We combine the use of human cells in culture and the animal model, Drosophila melanogaster to pursue two broad questions:
- What cellular processes and mechanisms underlie the deconstruction of epithelia and cellular transformation in response to mutations in proto-oncogenes or tumor suppressors?
- How does tumor cells interact with and impact the organism? Tumor cells depend on the organism (patient) for its growth and reciprocally have widespread impact on physiology and survival. We seek to mechanistically decipher these interactions with microenvironmental cells and somatic tissues.
Some of our models

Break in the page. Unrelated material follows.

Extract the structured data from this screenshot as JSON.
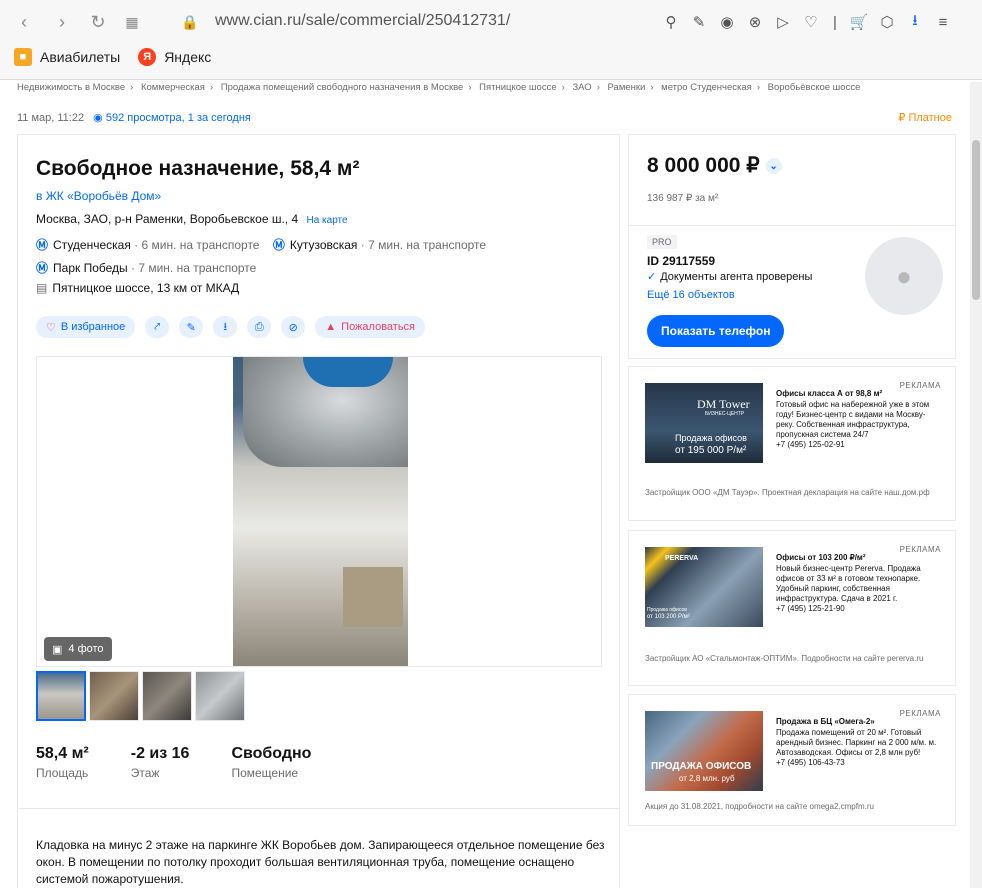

To capture a wide array of the complexities of the mechanisms of carcinogensis we are using a combination of the genetically amendable animal model system, Drosophila melanogaster and a human organoid model system that approximates real epithelial organ architecture in vivo. Drosophila is very powerful to study the biological function(s) of unknown and identified tumour suppressor genes and oncogenes and place them into pathways and context. Drosophila conveniently lends itself to analyse tumor suppressors as genetically labelled homozygous mutant cells can easily be made in an otherwise heterozygous mutant background, emulating loss of heterozygosity of tumor suppressors in cancer, representing an in vivo cancer model under physiological conditions. Additionally, proto-oncogenes can easily be expressed and analysed in a controlled manner in any organ. Finally, cooperation of oncogenes and tumor suppressors in carcinogenesis can be studied in vivo under different physiological conditions. Human organoid cell culture is another powerful system to model epithelial-derived cancer development in their 3D environment approximating an in vivo situation. In particular, the loss of organized epithelial structure, contact inhibition restricting tumor growth, breakdown of extracellular matrix and cell evasion can be studied.
We collaborate with the research groups of:
- David Bilder, University of California, Berkeley, US
- Christos Samakovlis, University of Stockholm, Sweden
- Terje Johansen, University of Tromsø, Norway
- Heinrich Jasper, Buck Institute for Research on Aging, Novato, US
- Thomas Vaccari, IFOM, Milan, Italy